Plugs and leads are often prone to accidental damage, especially if they are attached to an appliance that is well used and mobile. The lead or plug can be dropped as the appliance is picked up or put down. The lead can be caught in a door, or behind a table or desk; all the while the user is taking special care of the appliance itself!

Inspecting Plugs at Parker Bell

While this may all seem obvious to the seasoned PAT Tester, we recently came across a “first” while doing our own PAT Testing here at Parker Bell. I was doing the PAT Testing in the Managing Directors office, and her fan heater was plugged into the wall. It was switched off at the plug, but plugged in none the less! In order to do the visual inspection, I went to unplug the plug from the wall socket, and to my horror the back of the plug came off in my hand!

I have been doing PAT Testing for over 15 years and never have I experienced the back of the plug coming off in my hand before. On removing the remainder of the plug from the wall. I continued with my visual inspection and can only assume that the thread in the main screw must have either perished or worn away. It’s hard to see inside, but the main screw is screwed into a plastic thread. I checked several of the other plug we had in appliances, and most of them had metal inserts where the main screw attached the front and the back of the plug.

What was most concerning about this visual inspection was that the nature of the appliance was such that it was rarely moved around, it tended stay put. So why the plug failed it is difficult to tell.  The plug is manufacturer fitted, and shows the BSI kite mark and certificate number, so we assume it is legitimate. However, we will be making sure that from now on we only use plugs with a metal thread insert, so ensure there is a tight fit, which should reduce the chance of this happening.

Always something to learn when PAT Testing and inspecting plugs

I have replaced the plug with a new one, but it’s fair to say, that you still continue to learn, even after all these years of doing visual inspections. If you have any questions about visual inspections, or about PAT Testing in general, by all means give us a call on 01392 364933.

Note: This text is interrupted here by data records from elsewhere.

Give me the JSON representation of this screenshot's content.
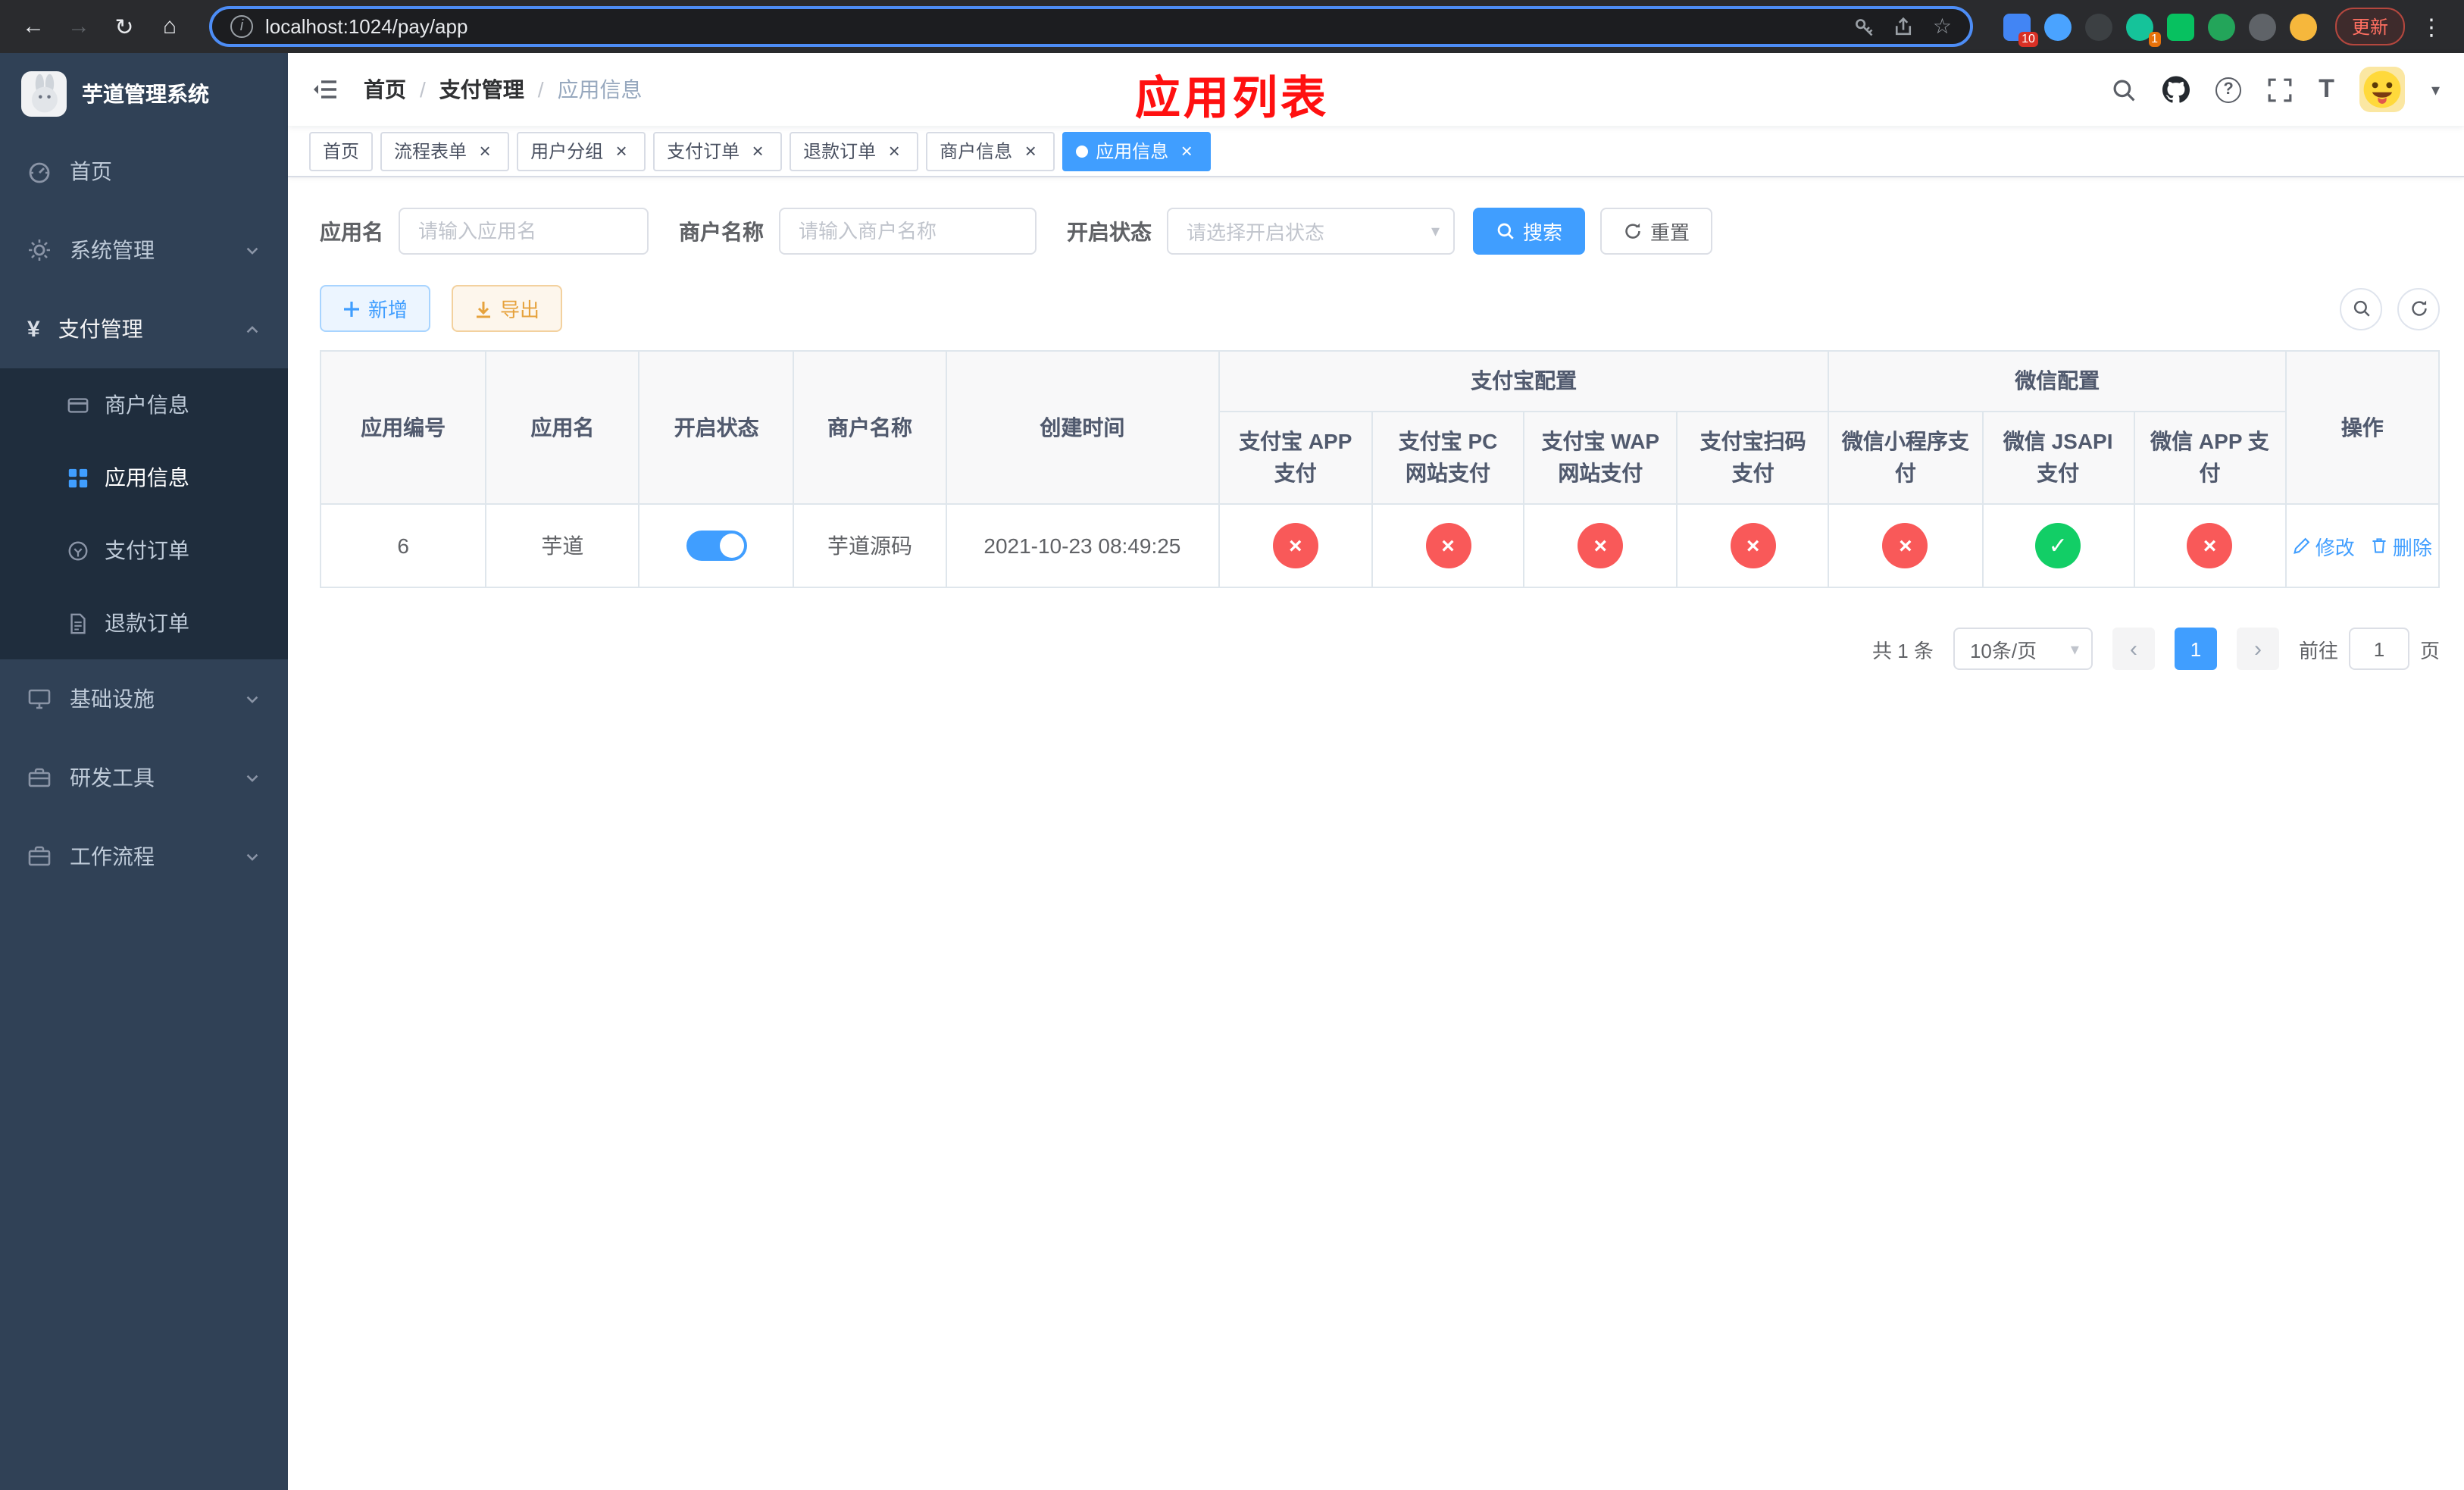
{
  "theme": {
    "primary": "#409eff",
    "success": "#12ce66",
    "danger": "#f95959",
    "warning": "#e6a23c",
    "sidebar_bg": "#304156",
    "submenu_bg": "#1f2d3d",
    "annotation_red": "#ff1010"
  },
  "icons": {
    "back": "←",
    "forward": "→",
    "reload": "↻",
    "home": "⌂",
    "info": "i",
    "star": "☆",
    "kebab": "⋮",
    "question": "?",
    "font_size": "T",
    "caret": "▾",
    "close": "×",
    "check": "✓",
    "cross": "×",
    "prev": "‹",
    "next": "›",
    "sep": "/"
  },
  "browser": {
    "url": "localhost:1024/pay/app",
    "update_label": "更新",
    "extension_badge_1": "10",
    "extension_badge_2": "1"
  },
  "sidebar": {
    "app_title": "芋道管理系统",
    "items": [
      {
        "label": "首页"
      },
      {
        "label": "系统管理"
      },
      {
        "label": "支付管理"
      },
      {
        "label": "基础设施"
      },
      {
        "label": "研发工具"
      },
      {
        "label": "工作流程"
      }
    ],
    "payment_children": [
      {
        "label": "商户信息"
      },
      {
        "label": "应用信息"
      },
      {
        "label": "支付订单"
      },
      {
        "label": "退款订单"
      }
    ]
  },
  "header": {
    "breadcrumb": [
      "首页",
      "支付管理",
      "应用信息"
    ],
    "annotation": "应用列表"
  },
  "tabs": [
    {
      "label": "首页",
      "closable": false,
      "active": false
    },
    {
      "label": "流程表单",
      "closable": true,
      "active": false
    },
    {
      "label": "用户分组",
      "closable": true,
      "active": false
    },
    {
      "label": "支付订单",
      "closable": true,
      "active": false
    },
    {
      "label": "退款订单",
      "closable": true,
      "active": false
    },
    {
      "label": "商户信息",
      "closable": true,
      "active": false
    },
    {
      "label": "应用信息",
      "closable": true,
      "active": true
    }
  ],
  "filters": {
    "app_name_label": "应用名",
    "app_name_placeholder": "请输入应用名",
    "merchant_label": "商户名称",
    "merchant_placeholder": "请输入商户名称",
    "status_label": "开启状态",
    "status_placeholder": "请选择开启状态",
    "search_label": "搜索",
    "reset_label": "重置"
  },
  "toolbar": {
    "add_label": "新增",
    "export_label": "导出"
  },
  "table": {
    "plain_columns": [
      "应用编号",
      "应用名",
      "开启状态",
      "商户名称",
      "创建时间"
    ],
    "groups": [
      {
        "label": "支付宝配置",
        "columns": [
          "支付宝 APP 支付",
          "支付宝 PC 网站支付",
          "支付宝 WAP 网站支付",
          "支付宝扫码支付"
        ]
      },
      {
        "label": "微信配置",
        "columns": [
          "微信小程序支付",
          "微信 JSAPI 支付",
          "微信 APP 支付"
        ]
      }
    ],
    "action_column": "操作",
    "row": {
      "id": "6",
      "name": "芋道",
      "enabled": true,
      "merchant": "芋道源码",
      "created": "2021-10-23 08:49:25",
      "statuses": [
        false,
        false,
        false,
        false,
        false,
        true,
        false
      ],
      "actions": [
        {
          "label": "修改"
        },
        {
          "label": "删除"
        }
      ]
    }
  },
  "pagination": {
    "total": "共 1 条",
    "page_size": "10条/页",
    "active_page": "1",
    "goto_label": "前往",
    "goto_value": "1",
    "goto_unit": "页"
  }
}
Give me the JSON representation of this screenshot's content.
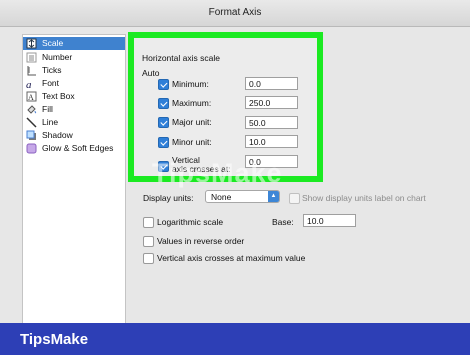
{
  "window": {
    "title": "Format Axis"
  },
  "sidebar": {
    "items": [
      {
        "label": "Scale",
        "icon": "scale-icon",
        "selected": true
      },
      {
        "label": "Number",
        "icon": "number-icon"
      },
      {
        "label": "Ticks",
        "icon": "ticks-icon"
      },
      {
        "label": "Font",
        "icon": "font-icon"
      },
      {
        "label": "Text Box",
        "icon": "text-box-icon"
      },
      {
        "label": "Fill",
        "icon": "fill-icon"
      },
      {
        "label": "Line",
        "icon": "line-icon"
      },
      {
        "label": "Shadow",
        "icon": "shadow-icon"
      },
      {
        "label": "Glow & Soft Edges",
        "icon": "glow-icon"
      }
    ]
  },
  "scale": {
    "heading": "Horizontal axis scale",
    "auto_label": "Auto",
    "rows": [
      {
        "label": "Minimum:",
        "value": "0.0",
        "checked": true
      },
      {
        "label": "Maximum:",
        "value": "250.0",
        "checked": true
      },
      {
        "label": "Major unit:",
        "value": "50.0",
        "checked": true
      },
      {
        "label": "Minor unit:",
        "value": "10.0",
        "checked": true
      },
      {
        "label_line1": "Vertical",
        "label_line2": "axis crosses at:",
        "value": "0.0",
        "checked": true
      }
    ]
  },
  "display_units": {
    "label": "Display units:",
    "value": "None",
    "show_label": "Show display units label on chart"
  },
  "options": {
    "log_scale": "Logarithmic scale",
    "base_label": "Base:",
    "base_value": "10.0",
    "reverse_order": "Values in reverse order",
    "cross_at_max": "Vertical axis crosses at maximum value"
  },
  "watermark": "TipsMake",
  "footer": {
    "brand": "TipsMake"
  },
  "colors": {
    "highlight": "#1bea22",
    "selection": "#3f82cf",
    "footer": "#2d3fb6"
  }
}
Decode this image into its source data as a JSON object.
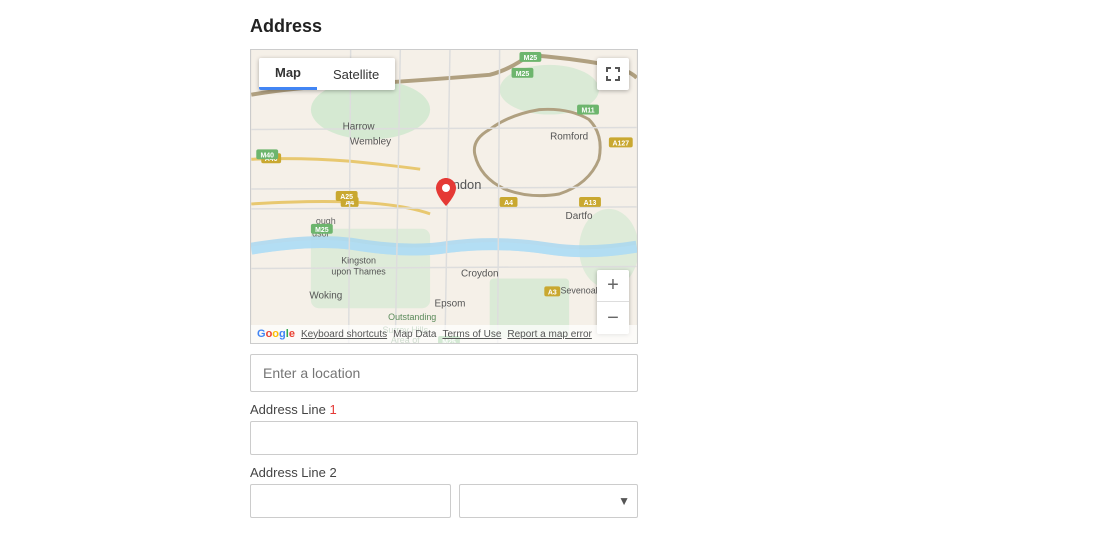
{
  "section": {
    "title": "Address"
  },
  "map": {
    "tab_map": "Map",
    "tab_satellite": "Satellite",
    "active_tab": "map",
    "zoom_in": "+",
    "zoom_out": "−",
    "footer": {
      "keyboard_shortcuts": "Keyboard shortcuts",
      "map_data": "Map Data",
      "terms": "Terms of Use",
      "report": "Report a map error"
    },
    "fullscreen_icon": "⛶"
  },
  "form": {
    "location_placeholder": "Enter a location",
    "address_line1_label": "Address Line 1",
    "address_line1_required": "1",
    "address_line1_value": "",
    "address_line2_label": "Address Line 2",
    "address_line2_value": "",
    "address_line2_dropdown_value": ""
  }
}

If you want to learn how to carry out a full visual inspection, just watch our video below: